campaign that said, 'It's the Supreme Court, Stupid.' I don't think people
truly appreciated the importance of the Supreme Court until now. Those of us
in the pro-choice community have been aware of it for a long time."
Over the past two decades, thanks in large part to rabidly anti-choice
political activists and presidents such as Ronald Reagan and the first George
Bush, the modest federal protections of Roe vs. Wade have been whittled to the
barest of bones. (If you question "modest," read the 1973 U.S. Supreme Court
decision. It does not, as so many anti-abortion politicians like to pretend,
sanction "abortion on demand.")
Since the 1994 takeover of Congress by the Republican right, 134 pieces of
anti-abortion legislation have made their way into the House and Senate. This
is more than six times the number of similar bills introduced between 1982 and
1992. Of the 134, pro-choice supporters have prevailed in only 24.
Meanwhile, anti-abortion state legislators and governors, such as President-
elect Bush, have denied safe abortions to poor women and teenagers and reduced
access for women who can afford them. According to NARAL, 264 anti-choice
measures have passed state legislatures, 45 of them just this year.
Until his "compassionate conservative" quest for the White House
necessitated a lower decibel level on the abortion issue, Bush was an
outspoken enemy of legal abortion. He has not only pledged to help overturn
Roe vs. Wade, he has signed into law 18 anti-abortion provisions during his
six years as governor of Texas.
Next month, Bush will become president with the power to appoint 136 vacant

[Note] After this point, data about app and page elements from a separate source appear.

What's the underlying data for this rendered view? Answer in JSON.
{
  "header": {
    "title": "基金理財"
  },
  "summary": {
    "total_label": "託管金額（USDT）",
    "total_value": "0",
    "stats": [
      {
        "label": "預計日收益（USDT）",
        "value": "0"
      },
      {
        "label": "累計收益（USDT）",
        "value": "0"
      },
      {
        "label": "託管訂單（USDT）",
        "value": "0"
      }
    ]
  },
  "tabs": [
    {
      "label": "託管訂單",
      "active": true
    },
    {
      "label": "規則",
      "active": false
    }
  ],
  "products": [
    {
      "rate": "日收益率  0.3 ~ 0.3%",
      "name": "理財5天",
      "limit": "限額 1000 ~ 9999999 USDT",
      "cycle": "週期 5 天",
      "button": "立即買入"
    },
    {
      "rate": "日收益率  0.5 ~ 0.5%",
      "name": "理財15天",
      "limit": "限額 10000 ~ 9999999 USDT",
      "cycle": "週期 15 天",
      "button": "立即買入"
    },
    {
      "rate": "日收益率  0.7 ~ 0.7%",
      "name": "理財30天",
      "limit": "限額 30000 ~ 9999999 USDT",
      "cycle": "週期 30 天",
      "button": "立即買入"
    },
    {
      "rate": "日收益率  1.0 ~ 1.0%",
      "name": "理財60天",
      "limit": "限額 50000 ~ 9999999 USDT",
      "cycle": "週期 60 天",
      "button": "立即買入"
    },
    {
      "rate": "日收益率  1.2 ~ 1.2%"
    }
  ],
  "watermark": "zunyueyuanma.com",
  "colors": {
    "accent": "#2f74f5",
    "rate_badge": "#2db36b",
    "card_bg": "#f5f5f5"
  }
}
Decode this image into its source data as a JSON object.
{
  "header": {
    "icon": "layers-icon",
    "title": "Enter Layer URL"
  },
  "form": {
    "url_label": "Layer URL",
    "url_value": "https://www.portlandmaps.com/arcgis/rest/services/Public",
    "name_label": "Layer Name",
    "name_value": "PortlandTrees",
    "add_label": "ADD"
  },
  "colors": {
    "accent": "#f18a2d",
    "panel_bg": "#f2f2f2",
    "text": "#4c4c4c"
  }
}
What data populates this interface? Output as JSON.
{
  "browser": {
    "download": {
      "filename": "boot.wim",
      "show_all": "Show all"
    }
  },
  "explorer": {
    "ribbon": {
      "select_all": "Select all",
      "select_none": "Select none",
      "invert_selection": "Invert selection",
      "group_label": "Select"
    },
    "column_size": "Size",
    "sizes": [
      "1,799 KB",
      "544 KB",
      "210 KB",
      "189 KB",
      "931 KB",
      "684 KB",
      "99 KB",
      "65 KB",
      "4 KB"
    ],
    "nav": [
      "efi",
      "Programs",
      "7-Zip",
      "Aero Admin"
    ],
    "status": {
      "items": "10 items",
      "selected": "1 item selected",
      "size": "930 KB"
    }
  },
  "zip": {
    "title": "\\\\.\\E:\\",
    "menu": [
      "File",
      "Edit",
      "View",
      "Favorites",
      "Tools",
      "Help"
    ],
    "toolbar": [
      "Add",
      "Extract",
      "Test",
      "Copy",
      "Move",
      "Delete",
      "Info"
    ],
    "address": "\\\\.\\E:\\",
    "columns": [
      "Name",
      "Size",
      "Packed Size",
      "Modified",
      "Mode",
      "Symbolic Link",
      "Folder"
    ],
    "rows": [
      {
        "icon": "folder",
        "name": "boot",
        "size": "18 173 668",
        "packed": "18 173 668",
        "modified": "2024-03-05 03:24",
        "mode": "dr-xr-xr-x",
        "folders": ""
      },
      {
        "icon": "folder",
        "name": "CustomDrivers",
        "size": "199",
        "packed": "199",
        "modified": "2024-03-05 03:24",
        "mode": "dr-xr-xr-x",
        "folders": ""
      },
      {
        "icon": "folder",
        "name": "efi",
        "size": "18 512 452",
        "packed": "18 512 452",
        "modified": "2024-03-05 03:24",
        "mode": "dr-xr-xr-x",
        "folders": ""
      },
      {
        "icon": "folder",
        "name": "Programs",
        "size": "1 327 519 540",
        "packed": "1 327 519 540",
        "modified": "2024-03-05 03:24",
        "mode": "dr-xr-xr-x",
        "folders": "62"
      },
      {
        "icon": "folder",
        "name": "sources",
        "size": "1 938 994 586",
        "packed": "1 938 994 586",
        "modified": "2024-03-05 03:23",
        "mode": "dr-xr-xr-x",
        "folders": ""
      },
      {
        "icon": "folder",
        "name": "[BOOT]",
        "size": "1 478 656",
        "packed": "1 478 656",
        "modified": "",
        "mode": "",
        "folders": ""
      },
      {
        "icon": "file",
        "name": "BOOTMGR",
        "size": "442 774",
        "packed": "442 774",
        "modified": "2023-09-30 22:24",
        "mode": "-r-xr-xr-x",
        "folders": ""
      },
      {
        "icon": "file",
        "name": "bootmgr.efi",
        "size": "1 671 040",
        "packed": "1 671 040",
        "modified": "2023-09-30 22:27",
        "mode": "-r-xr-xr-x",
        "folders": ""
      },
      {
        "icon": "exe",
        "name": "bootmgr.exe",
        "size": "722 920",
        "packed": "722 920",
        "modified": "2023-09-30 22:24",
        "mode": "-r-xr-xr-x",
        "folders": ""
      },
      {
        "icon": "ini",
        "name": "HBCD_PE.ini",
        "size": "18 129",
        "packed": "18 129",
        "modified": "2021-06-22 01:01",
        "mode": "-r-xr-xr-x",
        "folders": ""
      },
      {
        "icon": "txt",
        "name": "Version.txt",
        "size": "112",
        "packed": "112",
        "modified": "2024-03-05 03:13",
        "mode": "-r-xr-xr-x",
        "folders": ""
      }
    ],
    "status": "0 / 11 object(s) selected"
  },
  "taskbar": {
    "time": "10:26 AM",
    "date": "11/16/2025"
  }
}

federal judgeships and probably one or more justices to the high court during
his term. His ideal judicial model: the most overtly anti-choice justice on
the court, Antonin Scalia. His next-favorite: another man who believes women

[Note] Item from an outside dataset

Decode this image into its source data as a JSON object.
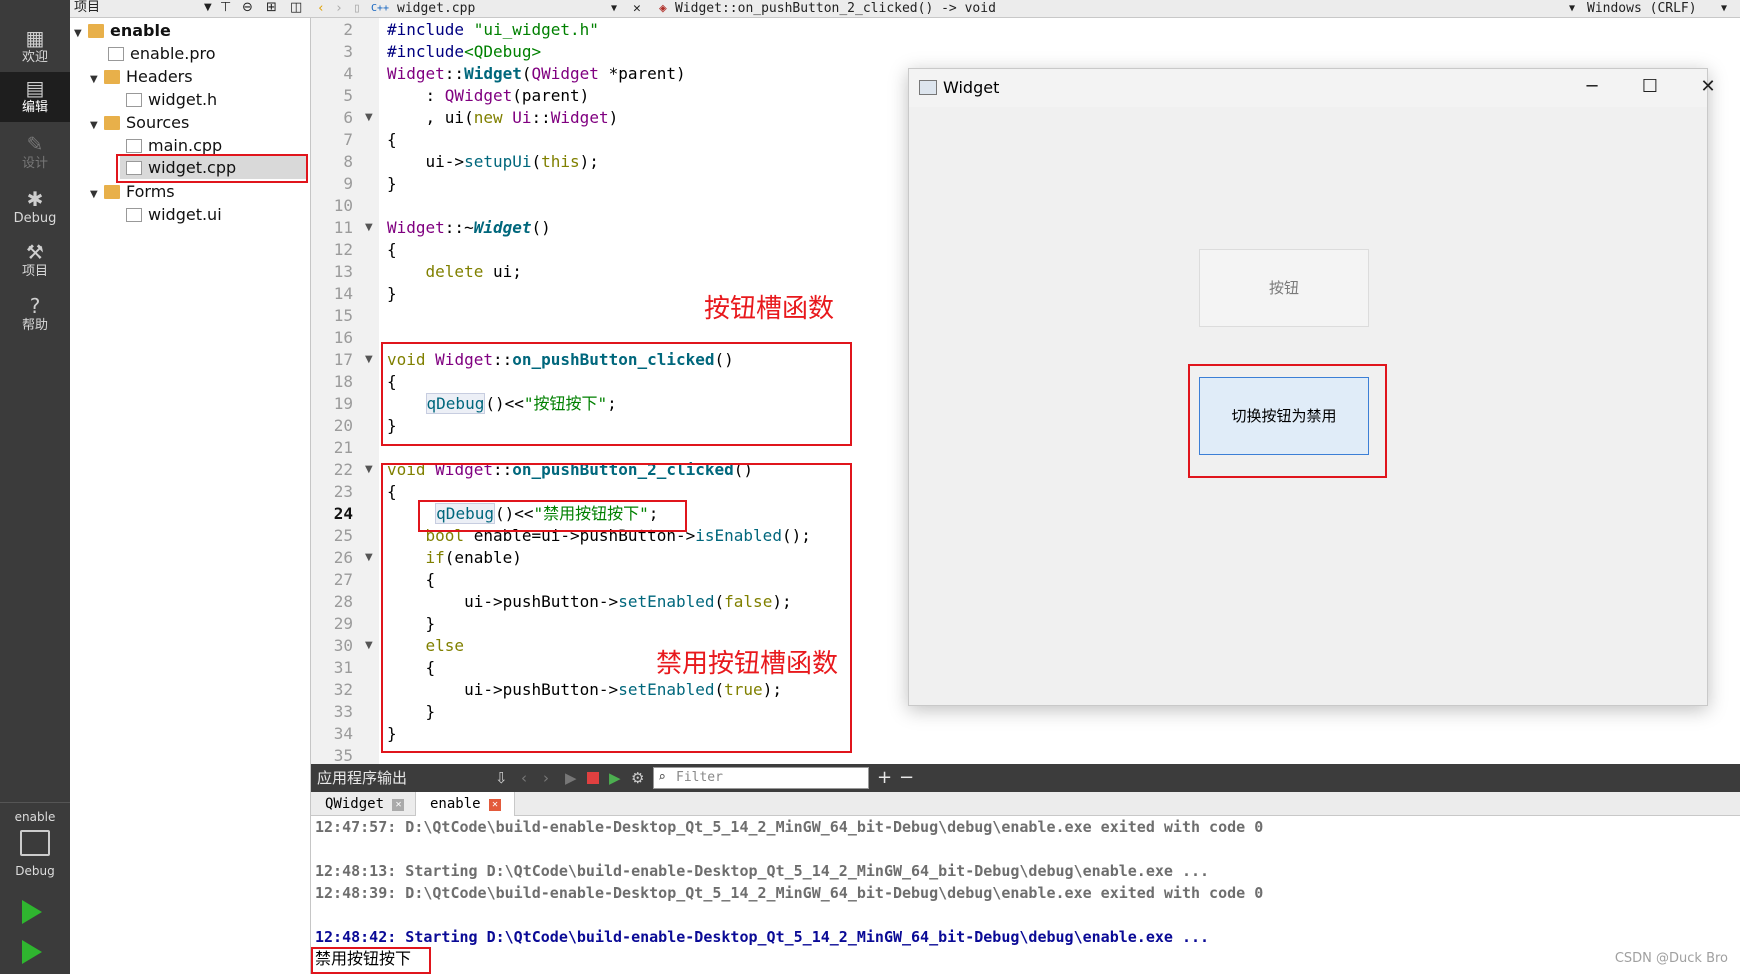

do not deserve domain over their own wombs, Clarence Thomas.
"Politicians come and go," said Germond, "but the Supreme Court is with us
a long time. Both sides of the abortion issue are certainly aware that this
court has a very fragile balance. The Carhart decision (which earlier this
year upheld the essence of Roe) was 5-4. One more anti-choice justice and the
balance will shift."
During his campaign, Bush insisted there would be no litmus test on
abortion for Supreme Court nominees. If you believe that, be sure to look on
Inauguration Day for that squadron of pink pigs that is scheduled to fly over
A more accurate indication of how it's really going to be came last week
from a couple of radical right powerhouses.
In a New York Times op-ed piece, "family values" champ Gary Bauer told Bush
to immediately "name a pro-life attorney general" and "also nominate Supreme
Court justices who believe the same." In Congress, House Majority Whip Tom
DeLay included the obliteration of Roe vs. Wade as one of "the things we have
been dreaming about we can now do unfettered."
Some dream. Gone with Bill Clinton is the fetter of a pro-choice
president's veto. And, if senators who support abortion rights do not stay
true to their principles, gone too will be a razor-thin, pro-choice majority
on the Supreme Court.
Of the 50 million plurality that voted for Al Gore, Germond said: "America
is pro-choice. America voted pro-choice. George Bush can't possibly see this
as an anti-choice mandate."
But, as Germond knows, Bush may not need to see any mandates. Not with the
friends in high places that he has. As the vociferous anti-abortion Chief
Justice William Rehnquist has put it: "Roe continues to exist, but only in the
way a storefront on a western movie set exists: a mere facade to give the
illusion of reality."
©2000 San Francisco Chronicle